- TASK DIRECTIONS -
Please copy out all lines of the entries that contain the word "true".

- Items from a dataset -
▶

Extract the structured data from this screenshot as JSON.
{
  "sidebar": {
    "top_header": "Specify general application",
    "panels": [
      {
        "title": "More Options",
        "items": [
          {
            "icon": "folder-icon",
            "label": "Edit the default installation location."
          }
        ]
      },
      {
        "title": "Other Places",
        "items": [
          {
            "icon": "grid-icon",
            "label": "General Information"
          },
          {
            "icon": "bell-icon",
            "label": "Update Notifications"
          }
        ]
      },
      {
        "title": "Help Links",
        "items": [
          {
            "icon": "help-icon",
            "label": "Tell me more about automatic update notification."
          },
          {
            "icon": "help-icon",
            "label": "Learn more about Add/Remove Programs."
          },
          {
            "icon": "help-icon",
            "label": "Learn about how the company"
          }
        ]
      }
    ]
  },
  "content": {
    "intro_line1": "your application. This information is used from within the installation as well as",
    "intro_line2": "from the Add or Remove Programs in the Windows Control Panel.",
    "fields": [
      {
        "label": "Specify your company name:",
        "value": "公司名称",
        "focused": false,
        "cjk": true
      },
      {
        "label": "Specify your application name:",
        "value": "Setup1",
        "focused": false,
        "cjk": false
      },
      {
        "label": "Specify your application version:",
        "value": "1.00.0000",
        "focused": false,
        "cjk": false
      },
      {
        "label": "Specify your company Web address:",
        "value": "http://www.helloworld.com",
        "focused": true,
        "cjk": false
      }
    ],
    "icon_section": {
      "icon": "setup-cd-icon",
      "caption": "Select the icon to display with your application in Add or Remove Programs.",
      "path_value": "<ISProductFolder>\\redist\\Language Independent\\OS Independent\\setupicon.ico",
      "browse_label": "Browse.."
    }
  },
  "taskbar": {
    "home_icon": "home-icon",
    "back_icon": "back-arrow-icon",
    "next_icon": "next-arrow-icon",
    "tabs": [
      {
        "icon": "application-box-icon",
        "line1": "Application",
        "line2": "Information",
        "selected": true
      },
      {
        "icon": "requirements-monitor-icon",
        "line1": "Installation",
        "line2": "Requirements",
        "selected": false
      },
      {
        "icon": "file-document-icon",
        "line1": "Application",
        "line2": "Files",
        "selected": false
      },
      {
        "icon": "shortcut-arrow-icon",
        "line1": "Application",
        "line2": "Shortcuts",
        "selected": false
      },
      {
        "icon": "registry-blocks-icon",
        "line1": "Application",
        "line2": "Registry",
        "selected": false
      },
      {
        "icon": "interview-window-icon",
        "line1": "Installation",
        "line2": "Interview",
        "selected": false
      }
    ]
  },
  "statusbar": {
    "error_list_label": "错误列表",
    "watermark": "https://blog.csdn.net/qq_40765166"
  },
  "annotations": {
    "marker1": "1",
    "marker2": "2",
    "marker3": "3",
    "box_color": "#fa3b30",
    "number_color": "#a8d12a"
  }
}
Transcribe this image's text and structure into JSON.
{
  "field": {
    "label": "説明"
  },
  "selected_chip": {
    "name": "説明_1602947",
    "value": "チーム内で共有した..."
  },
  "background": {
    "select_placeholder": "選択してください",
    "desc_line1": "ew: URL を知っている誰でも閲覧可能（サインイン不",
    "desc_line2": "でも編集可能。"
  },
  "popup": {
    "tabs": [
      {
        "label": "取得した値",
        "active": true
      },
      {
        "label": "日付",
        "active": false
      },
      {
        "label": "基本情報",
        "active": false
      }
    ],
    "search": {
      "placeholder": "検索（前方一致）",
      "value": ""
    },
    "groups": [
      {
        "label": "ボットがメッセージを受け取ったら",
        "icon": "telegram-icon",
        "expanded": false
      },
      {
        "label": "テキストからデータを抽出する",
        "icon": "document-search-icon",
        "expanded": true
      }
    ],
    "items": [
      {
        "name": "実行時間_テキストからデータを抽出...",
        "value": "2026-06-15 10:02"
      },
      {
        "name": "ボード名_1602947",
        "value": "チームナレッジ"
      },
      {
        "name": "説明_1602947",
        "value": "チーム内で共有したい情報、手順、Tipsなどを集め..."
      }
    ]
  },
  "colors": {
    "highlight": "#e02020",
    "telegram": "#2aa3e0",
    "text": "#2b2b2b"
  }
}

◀

- WORKED SOLUTION -
        "cjk": true
        "focused": true,
        "selected": true
        "active": true
        "expanded": true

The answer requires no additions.